Website and app data records:

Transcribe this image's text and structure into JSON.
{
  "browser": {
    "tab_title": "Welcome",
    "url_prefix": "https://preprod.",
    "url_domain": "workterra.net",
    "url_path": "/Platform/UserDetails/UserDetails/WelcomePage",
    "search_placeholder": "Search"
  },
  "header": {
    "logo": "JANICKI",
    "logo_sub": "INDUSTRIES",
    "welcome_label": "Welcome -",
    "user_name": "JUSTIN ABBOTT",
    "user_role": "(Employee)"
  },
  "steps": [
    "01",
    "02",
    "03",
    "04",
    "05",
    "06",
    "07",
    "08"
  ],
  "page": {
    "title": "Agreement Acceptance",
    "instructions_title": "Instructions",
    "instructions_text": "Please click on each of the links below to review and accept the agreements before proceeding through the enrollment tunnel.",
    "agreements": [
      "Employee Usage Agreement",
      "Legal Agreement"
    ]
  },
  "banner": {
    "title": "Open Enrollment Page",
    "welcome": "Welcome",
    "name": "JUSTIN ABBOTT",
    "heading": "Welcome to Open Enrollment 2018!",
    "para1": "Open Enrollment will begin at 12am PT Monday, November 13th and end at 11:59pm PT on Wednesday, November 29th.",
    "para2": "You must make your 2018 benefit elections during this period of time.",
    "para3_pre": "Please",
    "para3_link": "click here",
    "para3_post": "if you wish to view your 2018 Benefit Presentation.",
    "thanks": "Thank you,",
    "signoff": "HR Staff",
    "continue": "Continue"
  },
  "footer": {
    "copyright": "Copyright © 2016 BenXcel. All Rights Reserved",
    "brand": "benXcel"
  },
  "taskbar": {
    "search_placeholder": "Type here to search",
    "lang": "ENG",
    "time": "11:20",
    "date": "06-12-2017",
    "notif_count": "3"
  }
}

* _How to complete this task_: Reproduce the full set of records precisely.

* _Exercise solution_:
Transcribe this image's text and structure into JSON.
{
  "browser": {
    "tab_title": "Welcome",
    "url_prefix": "https://preprod.",
    "url_domain": "workterra.net",
    "url_path": "/Platform/UserDetails/UserDetails/WelcomePage",
    "search_placeholder": "Search"
  },
  "header": {
    "logo": "JANICKI",
    "logo_sub": "INDUSTRIES",
    "welcome_label": "Welcome -",
    "user_name": "JUSTIN ABBOTT",
    "user_role": "(Employee)"
  },
  "steps": [
    "01",
    "02",
    "03",
    "04",
    "05",
    "06",
    "07",
    "08"
  ],
  "page": {
    "title": "Agreement Acceptance",
    "instructions_title": "Instructions",
    "instructions_text": "Please click on each of the links below to review and accept the agreements before proceeding through the enrollment tunnel.",
    "agreements": [
      "Employee Usage Agreement",
      "Legal Agreement"
    ]
  },
  "banner": {
    "title": "Open Enrollment Page",
    "welcome": "Welcome",
    "name": "JUSTIN ABBOTT",
    "heading": "Welcome to Open Enrollment 2018!",
    "para1": "Open Enrollment will begin at 12am PT Monday, November 13th and end at 11:59pm PT on Wednesday, November 29th.",
    "para2": "You must make your 2018 benefit elections during this period of time.",
    "para3_pre": "Please",
    "para3_link": "click here",
    "para3_post": "if you wish to view your 2018 Benefit Presentation.",
    "thanks": "Thank you,",
    "signoff": "HR Staff",
    "continue": "Continue"
  },
  "footer": {
    "copyright": "Copyright © 2016 BenXcel. All Rights Reserved",
    "brand": "benXcel"
  },
  "taskbar": {
    "search_placeholder": "Type here to search",
    "lang": "ENG",
    "time": "11:20",
    "date": "06-12-2017",
    "notif_count": "3"
  }
}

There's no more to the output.